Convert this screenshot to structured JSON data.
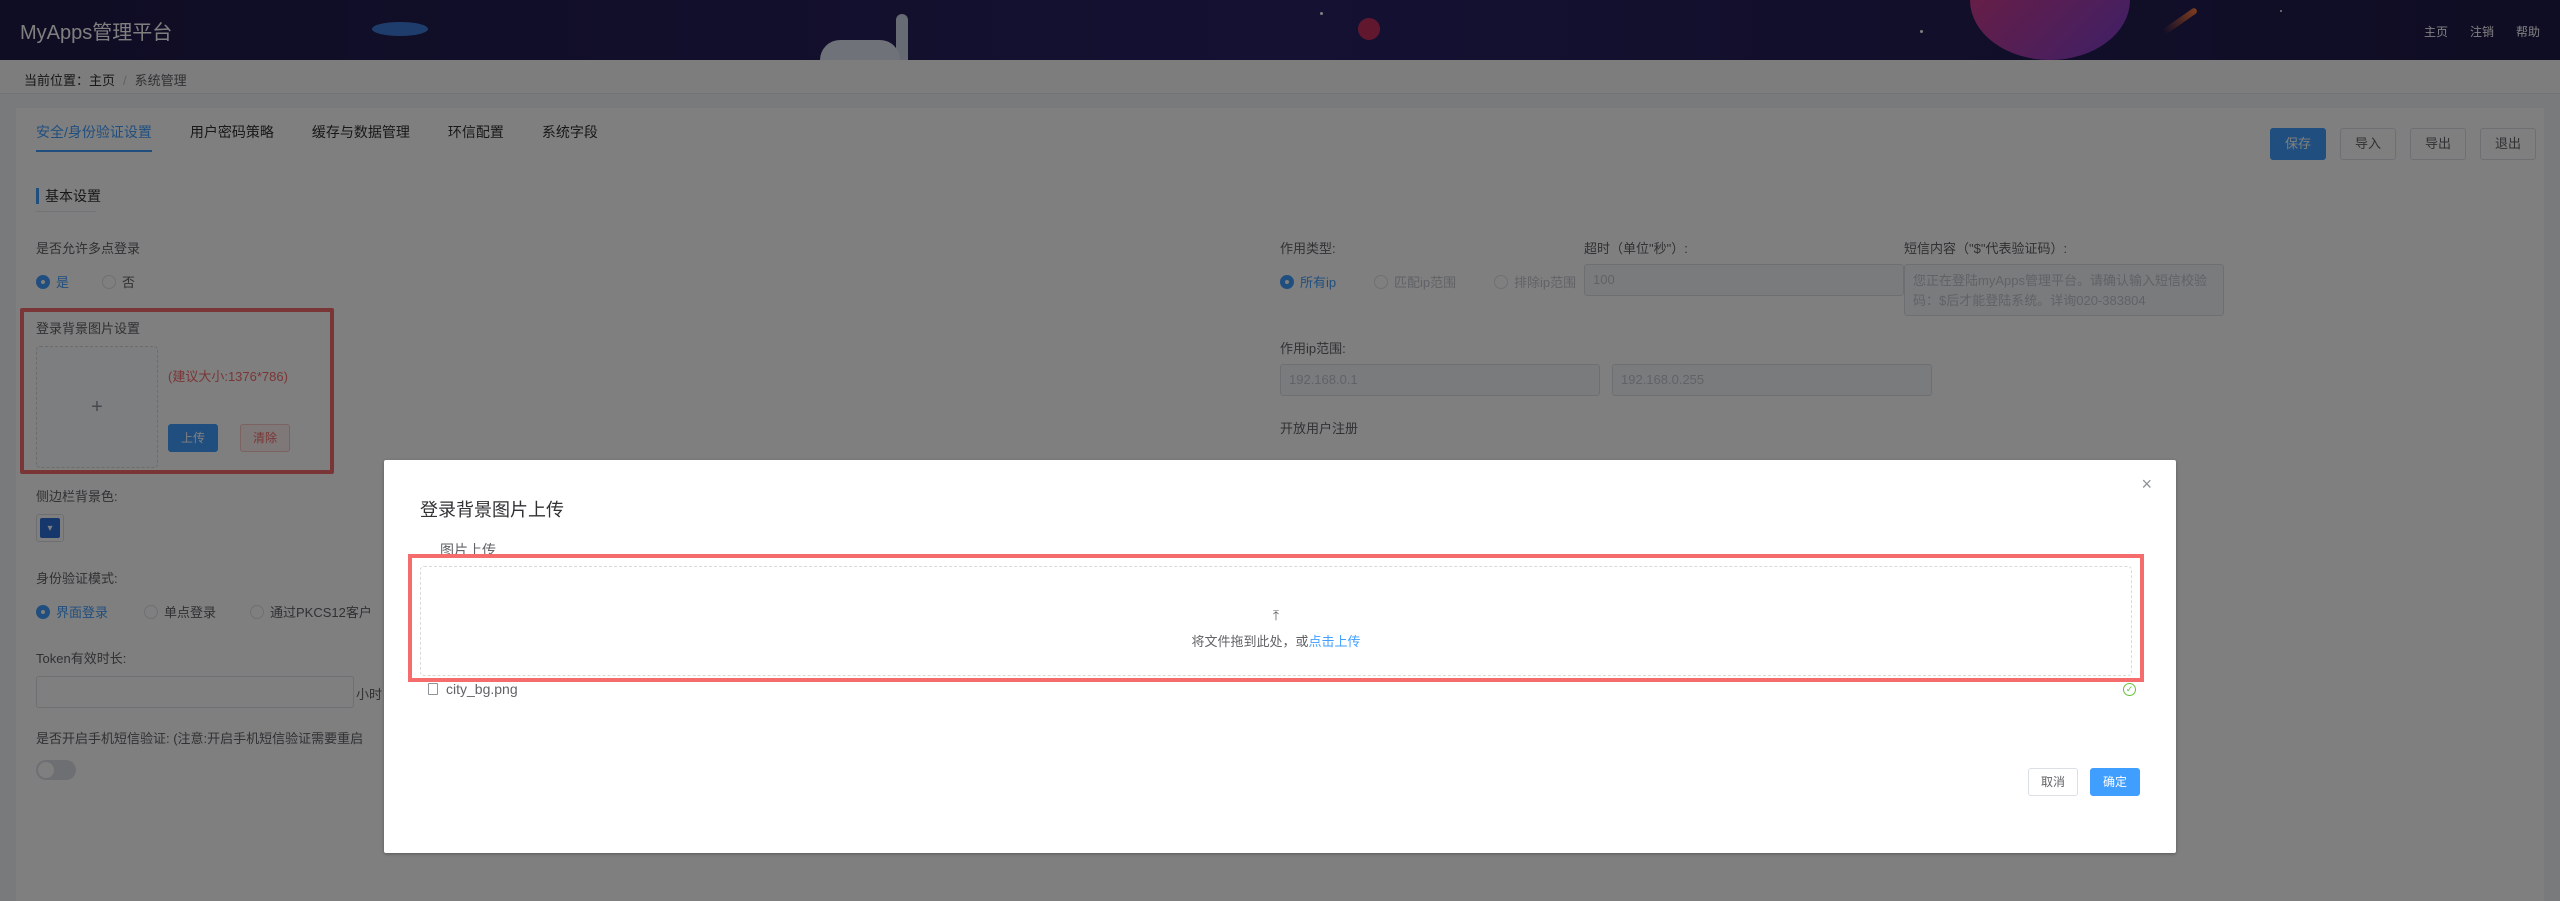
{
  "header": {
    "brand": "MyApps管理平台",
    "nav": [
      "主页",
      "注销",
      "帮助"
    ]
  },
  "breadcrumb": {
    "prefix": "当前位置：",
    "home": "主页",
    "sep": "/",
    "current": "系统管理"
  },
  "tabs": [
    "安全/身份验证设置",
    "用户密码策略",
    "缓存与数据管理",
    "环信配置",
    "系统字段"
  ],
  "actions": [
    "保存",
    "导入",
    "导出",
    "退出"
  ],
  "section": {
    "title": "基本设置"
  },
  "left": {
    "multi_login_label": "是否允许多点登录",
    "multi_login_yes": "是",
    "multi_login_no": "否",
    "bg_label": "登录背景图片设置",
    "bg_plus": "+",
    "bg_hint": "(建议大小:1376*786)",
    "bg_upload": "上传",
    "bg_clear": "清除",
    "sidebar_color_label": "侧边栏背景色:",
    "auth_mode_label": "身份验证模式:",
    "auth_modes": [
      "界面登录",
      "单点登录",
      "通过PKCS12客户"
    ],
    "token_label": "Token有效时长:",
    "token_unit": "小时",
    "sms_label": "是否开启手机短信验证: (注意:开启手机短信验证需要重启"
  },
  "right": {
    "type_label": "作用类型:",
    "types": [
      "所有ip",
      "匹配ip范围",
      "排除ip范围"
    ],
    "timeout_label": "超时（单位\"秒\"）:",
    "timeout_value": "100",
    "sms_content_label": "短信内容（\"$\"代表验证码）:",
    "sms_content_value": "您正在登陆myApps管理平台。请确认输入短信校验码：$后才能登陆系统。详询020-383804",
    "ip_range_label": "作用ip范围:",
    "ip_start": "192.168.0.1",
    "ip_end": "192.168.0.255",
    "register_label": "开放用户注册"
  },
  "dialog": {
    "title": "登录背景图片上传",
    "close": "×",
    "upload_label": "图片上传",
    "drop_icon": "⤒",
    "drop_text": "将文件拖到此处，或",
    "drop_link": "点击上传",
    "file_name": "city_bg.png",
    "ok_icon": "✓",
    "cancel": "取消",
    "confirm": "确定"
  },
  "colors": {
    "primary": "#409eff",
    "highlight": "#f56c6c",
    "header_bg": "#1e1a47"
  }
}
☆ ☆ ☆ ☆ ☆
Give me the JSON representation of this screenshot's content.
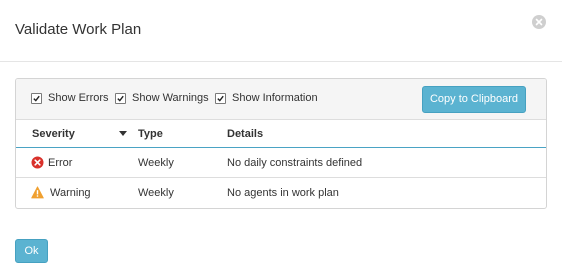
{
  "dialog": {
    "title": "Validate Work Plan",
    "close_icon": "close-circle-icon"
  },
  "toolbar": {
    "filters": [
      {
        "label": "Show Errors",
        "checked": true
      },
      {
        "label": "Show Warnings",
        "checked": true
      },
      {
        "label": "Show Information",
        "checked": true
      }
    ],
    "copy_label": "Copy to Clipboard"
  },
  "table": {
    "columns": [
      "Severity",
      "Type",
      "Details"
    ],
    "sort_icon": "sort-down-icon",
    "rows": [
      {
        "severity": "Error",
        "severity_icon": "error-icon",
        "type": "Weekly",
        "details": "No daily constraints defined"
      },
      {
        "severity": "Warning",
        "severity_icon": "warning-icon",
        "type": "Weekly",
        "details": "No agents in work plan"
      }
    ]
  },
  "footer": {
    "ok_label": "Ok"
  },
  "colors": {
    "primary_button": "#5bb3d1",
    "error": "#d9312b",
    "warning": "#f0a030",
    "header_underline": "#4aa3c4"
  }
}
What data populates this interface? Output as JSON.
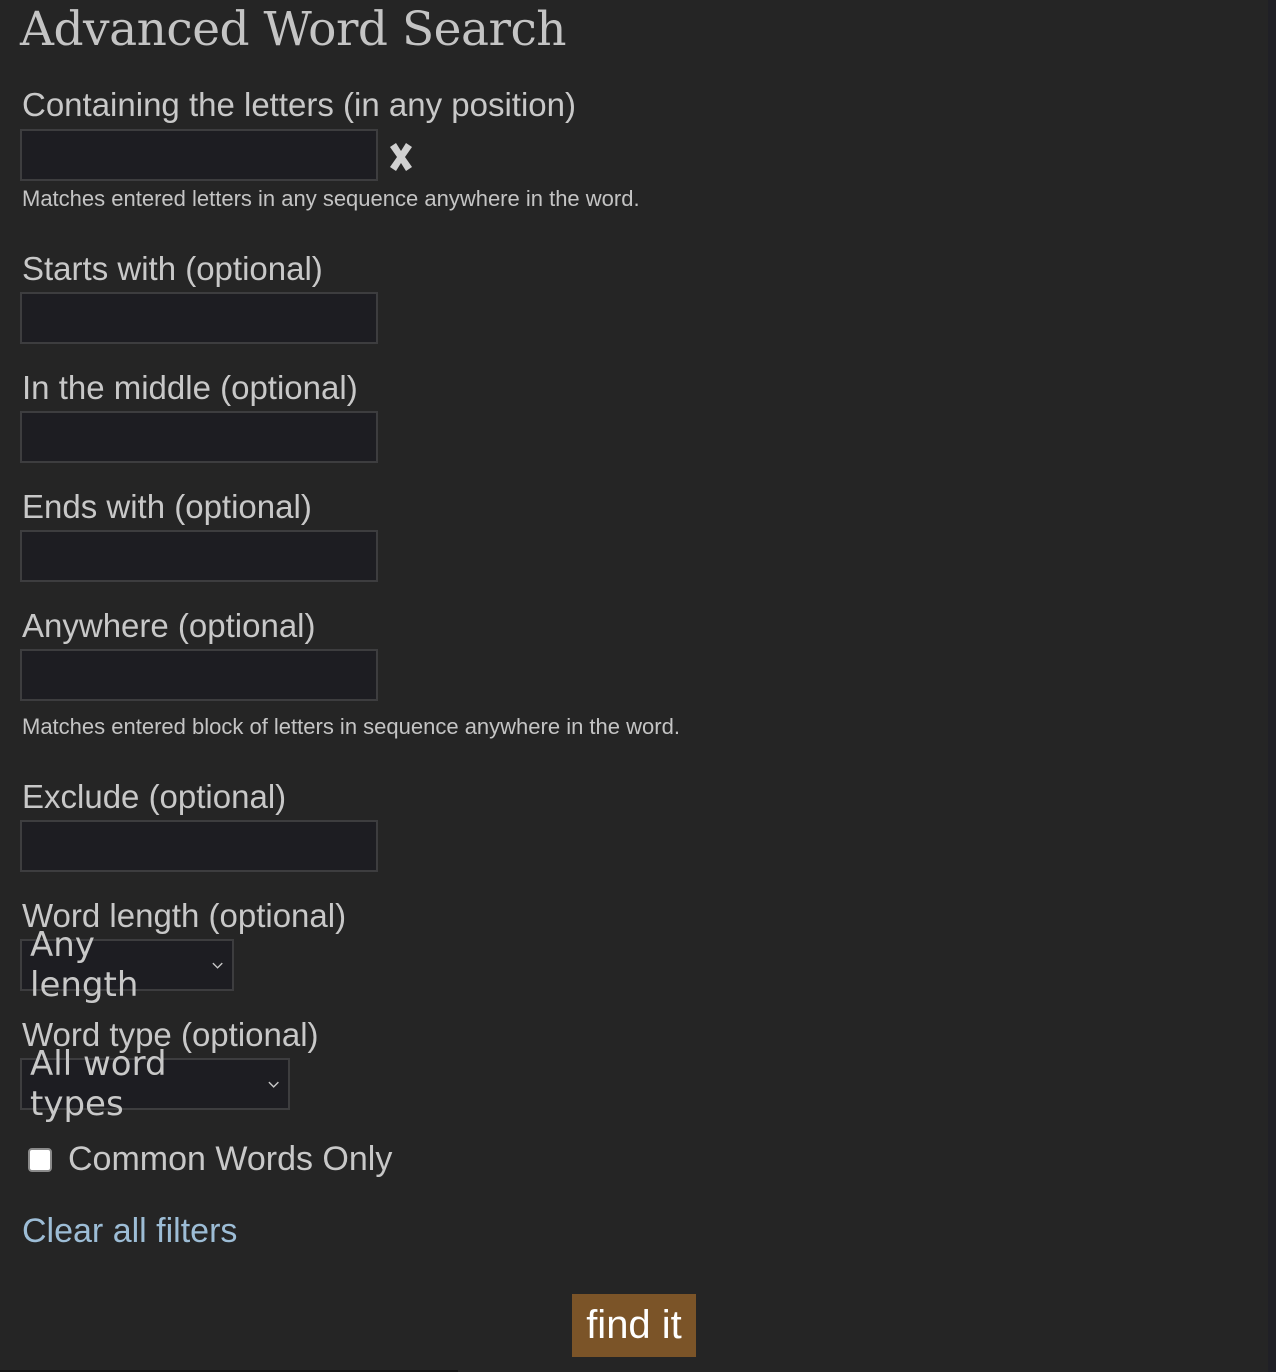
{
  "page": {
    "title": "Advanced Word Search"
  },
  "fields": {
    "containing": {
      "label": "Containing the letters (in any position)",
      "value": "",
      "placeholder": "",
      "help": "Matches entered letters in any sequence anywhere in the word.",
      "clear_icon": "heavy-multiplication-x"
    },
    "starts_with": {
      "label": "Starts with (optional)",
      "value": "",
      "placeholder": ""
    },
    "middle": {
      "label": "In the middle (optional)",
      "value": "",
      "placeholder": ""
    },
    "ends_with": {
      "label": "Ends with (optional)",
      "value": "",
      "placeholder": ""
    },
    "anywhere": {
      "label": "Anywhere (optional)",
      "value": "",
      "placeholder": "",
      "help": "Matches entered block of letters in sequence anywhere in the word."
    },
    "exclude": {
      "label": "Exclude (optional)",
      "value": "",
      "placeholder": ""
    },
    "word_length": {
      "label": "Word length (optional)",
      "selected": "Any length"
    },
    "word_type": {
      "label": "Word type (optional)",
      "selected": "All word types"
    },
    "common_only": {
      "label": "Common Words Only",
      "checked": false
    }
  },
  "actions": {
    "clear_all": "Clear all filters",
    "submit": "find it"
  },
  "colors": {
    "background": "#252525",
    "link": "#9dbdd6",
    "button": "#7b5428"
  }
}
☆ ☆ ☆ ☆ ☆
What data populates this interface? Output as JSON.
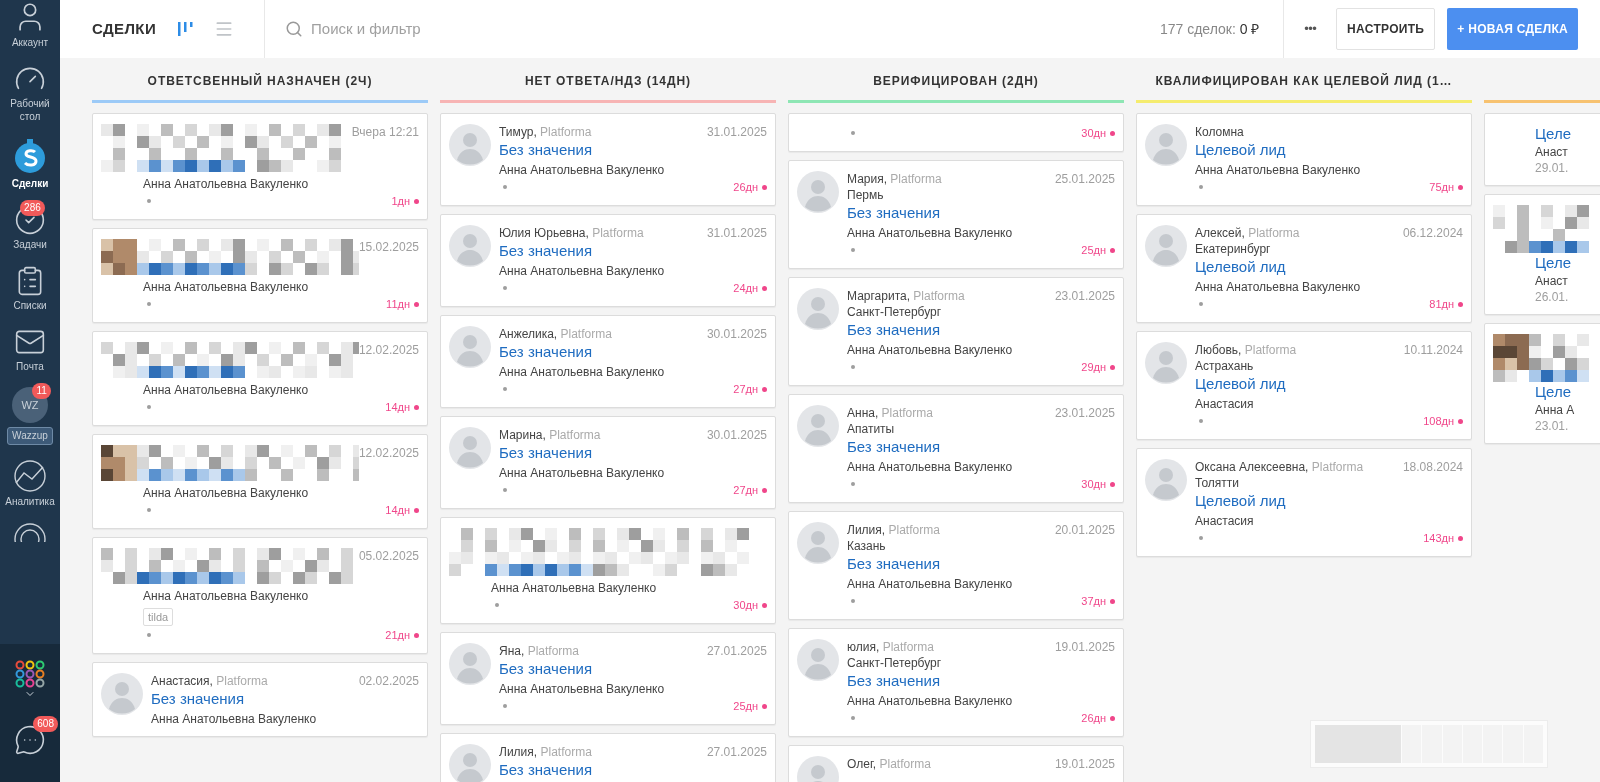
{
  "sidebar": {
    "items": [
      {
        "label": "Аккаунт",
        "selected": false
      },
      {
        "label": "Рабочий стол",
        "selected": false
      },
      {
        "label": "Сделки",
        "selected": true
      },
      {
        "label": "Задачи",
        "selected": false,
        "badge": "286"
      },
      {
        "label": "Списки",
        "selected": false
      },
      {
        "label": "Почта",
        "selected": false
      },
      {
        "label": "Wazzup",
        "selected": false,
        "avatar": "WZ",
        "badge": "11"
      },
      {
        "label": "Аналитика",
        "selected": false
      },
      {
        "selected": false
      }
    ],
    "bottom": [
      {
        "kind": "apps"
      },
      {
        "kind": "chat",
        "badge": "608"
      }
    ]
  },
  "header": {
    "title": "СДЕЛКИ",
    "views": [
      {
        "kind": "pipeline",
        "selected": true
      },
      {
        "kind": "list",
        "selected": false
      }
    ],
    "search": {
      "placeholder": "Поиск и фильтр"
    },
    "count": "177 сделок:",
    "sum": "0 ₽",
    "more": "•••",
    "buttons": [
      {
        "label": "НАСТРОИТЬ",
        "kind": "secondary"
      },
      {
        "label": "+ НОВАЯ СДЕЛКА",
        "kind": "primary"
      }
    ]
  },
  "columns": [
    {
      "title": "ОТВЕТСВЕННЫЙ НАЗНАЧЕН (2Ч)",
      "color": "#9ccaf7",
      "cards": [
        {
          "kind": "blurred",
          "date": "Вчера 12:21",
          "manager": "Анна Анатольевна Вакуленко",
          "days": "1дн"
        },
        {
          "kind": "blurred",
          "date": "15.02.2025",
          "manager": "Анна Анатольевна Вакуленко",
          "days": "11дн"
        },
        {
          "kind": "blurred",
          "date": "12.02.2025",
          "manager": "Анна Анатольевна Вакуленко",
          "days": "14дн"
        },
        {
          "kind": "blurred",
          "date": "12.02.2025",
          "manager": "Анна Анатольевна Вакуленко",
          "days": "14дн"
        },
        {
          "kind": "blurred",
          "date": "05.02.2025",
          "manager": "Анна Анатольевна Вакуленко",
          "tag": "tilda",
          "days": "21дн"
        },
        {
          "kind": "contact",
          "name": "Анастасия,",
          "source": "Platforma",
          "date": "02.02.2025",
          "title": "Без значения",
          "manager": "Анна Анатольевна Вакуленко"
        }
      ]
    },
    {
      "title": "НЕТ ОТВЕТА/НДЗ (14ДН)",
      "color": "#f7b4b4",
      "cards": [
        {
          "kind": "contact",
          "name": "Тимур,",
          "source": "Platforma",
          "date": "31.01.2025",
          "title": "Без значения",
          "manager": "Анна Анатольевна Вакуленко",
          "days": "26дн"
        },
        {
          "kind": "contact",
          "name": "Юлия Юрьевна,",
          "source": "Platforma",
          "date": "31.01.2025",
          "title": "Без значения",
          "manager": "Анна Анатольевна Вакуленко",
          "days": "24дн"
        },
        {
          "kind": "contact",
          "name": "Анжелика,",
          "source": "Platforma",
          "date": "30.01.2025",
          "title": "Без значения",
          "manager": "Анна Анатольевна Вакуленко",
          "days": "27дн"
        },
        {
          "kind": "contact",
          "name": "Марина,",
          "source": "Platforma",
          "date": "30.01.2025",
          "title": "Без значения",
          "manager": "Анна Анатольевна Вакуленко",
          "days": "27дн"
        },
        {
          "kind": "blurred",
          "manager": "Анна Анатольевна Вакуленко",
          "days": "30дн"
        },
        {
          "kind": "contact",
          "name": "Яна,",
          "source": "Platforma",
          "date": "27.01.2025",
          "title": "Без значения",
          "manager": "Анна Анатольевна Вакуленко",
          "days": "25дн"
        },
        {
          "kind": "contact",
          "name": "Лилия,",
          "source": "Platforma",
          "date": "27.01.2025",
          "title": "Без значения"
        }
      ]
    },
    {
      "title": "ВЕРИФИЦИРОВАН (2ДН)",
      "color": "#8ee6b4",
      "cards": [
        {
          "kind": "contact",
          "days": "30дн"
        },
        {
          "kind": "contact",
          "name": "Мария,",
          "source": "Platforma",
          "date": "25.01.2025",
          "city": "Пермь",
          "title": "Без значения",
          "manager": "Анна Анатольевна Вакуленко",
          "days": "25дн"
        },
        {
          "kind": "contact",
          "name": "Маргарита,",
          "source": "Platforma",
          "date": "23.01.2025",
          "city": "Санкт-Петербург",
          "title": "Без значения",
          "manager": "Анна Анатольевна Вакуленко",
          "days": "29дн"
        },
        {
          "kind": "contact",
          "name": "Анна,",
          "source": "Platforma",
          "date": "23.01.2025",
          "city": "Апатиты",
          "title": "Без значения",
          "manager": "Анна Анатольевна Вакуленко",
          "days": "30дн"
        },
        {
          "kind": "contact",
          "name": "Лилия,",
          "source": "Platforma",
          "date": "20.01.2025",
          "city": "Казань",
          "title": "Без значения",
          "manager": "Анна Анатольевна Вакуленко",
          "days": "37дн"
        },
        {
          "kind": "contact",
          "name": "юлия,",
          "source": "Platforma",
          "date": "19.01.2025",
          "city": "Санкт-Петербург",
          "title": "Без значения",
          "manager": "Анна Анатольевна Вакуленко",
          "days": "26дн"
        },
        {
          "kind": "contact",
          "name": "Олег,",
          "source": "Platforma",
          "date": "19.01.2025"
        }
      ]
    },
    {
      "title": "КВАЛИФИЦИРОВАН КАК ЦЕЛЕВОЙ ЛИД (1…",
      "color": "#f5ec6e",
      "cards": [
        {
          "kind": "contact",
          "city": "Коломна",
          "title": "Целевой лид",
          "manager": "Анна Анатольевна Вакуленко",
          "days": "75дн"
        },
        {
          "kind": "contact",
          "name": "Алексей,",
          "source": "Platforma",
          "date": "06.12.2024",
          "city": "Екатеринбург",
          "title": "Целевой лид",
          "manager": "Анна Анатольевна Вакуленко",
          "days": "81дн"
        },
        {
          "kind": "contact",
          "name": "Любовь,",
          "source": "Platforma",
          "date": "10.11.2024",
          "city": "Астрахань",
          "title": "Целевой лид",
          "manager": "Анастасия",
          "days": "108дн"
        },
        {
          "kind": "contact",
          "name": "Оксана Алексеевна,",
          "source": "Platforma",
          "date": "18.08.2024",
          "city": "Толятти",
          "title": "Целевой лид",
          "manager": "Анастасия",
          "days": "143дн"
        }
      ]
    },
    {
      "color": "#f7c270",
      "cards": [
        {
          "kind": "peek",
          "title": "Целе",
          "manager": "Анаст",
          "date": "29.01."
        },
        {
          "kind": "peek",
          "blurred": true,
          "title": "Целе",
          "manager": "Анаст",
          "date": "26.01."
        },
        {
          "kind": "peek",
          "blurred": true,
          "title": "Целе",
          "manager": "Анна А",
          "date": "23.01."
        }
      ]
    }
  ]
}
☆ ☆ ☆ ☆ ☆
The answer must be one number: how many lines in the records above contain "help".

▶ [TASK RESULT]
2